__DATA UNDER STUDY__.
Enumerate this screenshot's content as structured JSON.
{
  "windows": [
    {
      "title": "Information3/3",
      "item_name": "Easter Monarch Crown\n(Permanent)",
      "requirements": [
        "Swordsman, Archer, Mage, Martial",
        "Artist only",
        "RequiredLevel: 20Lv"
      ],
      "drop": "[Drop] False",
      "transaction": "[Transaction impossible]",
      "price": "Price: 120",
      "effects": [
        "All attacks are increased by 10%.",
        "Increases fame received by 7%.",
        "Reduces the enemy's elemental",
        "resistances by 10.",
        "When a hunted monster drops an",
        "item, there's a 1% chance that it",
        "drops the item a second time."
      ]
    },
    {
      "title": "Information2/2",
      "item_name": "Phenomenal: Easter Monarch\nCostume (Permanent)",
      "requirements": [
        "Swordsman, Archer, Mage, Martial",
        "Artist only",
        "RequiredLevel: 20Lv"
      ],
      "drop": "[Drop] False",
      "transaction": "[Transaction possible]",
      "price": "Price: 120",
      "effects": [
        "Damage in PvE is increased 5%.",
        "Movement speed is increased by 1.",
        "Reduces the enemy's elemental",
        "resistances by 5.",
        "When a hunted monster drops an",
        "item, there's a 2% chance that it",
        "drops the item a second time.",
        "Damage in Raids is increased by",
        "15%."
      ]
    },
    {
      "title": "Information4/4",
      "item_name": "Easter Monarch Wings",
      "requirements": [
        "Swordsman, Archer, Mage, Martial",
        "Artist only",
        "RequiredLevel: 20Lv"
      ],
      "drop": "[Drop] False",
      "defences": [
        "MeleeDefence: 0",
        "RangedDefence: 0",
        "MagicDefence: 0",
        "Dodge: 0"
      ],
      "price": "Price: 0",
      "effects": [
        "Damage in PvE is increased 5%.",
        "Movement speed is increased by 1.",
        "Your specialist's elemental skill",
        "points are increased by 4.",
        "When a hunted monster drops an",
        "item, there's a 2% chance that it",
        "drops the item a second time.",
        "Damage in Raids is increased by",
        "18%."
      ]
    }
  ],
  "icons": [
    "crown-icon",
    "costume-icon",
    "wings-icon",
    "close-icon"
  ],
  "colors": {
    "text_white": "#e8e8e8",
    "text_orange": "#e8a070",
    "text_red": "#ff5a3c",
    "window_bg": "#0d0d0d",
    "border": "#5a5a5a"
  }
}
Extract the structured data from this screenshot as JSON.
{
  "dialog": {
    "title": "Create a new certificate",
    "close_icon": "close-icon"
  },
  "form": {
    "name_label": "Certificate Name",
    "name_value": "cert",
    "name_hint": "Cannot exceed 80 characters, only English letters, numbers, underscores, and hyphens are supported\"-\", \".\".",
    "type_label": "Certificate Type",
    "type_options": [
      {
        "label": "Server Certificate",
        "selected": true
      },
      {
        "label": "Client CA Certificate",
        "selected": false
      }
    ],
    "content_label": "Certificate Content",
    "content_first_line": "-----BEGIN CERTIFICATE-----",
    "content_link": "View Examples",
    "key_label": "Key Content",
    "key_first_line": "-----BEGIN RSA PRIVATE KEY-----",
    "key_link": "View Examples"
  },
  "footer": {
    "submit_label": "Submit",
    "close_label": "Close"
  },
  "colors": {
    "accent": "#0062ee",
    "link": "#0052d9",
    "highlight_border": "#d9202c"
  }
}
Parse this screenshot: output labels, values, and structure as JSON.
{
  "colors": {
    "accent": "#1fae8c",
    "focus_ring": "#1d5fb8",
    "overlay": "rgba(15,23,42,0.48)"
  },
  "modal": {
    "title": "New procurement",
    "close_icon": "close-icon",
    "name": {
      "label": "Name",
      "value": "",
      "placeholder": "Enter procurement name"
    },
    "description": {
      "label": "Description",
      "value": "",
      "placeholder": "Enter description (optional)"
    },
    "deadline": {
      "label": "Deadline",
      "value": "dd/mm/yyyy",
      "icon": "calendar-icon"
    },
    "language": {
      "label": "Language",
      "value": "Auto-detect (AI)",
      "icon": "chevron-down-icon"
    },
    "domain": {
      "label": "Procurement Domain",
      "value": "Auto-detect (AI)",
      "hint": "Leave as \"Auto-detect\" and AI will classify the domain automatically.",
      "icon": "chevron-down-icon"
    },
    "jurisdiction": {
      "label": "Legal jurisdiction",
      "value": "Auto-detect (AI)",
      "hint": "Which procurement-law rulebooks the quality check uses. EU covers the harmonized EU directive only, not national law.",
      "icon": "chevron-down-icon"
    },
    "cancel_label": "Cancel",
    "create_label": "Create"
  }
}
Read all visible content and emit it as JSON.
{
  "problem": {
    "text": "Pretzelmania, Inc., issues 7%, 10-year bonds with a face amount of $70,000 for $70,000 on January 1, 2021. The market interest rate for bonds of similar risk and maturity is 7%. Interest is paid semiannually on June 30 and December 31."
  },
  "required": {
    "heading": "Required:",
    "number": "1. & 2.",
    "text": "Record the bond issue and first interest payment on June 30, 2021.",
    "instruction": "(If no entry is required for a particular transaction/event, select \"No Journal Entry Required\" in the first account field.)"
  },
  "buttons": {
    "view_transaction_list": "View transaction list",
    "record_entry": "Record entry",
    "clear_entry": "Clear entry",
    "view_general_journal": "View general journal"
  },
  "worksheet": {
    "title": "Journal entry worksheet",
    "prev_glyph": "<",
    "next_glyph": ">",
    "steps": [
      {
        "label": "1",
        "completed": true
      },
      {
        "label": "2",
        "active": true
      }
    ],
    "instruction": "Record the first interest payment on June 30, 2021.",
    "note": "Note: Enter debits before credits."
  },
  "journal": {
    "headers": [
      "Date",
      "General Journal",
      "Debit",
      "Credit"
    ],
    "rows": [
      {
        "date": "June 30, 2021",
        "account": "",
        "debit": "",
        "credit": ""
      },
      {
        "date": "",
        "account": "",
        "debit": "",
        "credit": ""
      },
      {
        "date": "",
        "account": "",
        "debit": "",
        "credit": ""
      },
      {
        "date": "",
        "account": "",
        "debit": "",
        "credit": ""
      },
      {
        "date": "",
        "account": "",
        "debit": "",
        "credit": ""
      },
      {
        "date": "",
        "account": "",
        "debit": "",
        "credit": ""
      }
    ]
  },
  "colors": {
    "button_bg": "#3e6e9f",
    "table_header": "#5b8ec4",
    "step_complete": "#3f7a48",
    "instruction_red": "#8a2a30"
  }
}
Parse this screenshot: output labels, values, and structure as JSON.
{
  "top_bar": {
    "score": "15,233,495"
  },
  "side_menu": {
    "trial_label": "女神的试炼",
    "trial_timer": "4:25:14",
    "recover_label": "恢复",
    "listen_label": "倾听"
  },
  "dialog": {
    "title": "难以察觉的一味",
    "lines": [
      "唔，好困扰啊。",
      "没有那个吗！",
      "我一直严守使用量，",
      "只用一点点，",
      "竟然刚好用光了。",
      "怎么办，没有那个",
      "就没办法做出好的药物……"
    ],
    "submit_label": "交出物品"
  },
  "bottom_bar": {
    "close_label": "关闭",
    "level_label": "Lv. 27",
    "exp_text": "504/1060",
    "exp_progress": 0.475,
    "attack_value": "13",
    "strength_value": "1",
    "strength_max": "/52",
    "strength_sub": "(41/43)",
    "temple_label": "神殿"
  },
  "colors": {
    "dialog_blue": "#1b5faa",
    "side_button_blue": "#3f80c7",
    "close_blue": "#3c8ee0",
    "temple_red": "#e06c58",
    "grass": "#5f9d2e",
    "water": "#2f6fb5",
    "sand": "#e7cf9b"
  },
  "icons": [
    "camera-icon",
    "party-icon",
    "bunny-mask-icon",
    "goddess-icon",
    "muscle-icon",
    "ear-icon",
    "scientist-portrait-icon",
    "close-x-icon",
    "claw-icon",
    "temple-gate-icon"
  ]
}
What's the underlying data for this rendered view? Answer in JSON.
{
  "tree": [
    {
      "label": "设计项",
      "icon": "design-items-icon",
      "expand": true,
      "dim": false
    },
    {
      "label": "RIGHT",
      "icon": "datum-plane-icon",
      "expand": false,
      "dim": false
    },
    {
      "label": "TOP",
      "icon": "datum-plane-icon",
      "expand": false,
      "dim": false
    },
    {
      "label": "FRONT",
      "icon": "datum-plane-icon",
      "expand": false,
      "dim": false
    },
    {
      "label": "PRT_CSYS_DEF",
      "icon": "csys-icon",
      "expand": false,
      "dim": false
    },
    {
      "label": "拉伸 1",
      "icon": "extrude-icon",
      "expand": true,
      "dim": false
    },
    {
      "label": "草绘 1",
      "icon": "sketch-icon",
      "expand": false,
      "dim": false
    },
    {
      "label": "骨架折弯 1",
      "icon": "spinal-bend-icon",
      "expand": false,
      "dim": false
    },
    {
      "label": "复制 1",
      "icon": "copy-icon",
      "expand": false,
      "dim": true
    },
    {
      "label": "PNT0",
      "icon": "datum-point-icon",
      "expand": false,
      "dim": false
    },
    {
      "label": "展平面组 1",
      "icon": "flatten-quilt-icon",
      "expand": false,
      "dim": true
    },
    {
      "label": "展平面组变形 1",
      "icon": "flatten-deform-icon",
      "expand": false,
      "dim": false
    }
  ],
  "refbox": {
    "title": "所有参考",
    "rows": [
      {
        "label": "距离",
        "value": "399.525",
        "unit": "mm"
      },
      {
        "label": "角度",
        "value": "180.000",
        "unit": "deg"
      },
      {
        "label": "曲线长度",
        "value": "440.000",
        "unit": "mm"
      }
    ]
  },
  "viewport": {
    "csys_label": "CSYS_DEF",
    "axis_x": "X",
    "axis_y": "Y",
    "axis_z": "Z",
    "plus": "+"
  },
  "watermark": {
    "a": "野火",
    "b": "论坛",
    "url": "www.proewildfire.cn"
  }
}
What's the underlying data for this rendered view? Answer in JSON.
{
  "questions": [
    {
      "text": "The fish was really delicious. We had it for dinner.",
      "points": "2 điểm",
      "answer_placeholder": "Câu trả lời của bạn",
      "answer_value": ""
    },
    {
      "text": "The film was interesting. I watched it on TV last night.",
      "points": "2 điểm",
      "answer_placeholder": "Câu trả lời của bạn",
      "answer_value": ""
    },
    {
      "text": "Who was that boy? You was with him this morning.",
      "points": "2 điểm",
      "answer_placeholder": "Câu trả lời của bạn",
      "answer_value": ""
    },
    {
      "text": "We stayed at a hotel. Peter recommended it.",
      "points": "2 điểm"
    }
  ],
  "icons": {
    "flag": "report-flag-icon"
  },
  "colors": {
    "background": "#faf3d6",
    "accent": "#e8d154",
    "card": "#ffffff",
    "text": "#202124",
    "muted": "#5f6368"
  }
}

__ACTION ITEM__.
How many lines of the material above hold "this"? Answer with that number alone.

__ANSWER AREA__.
7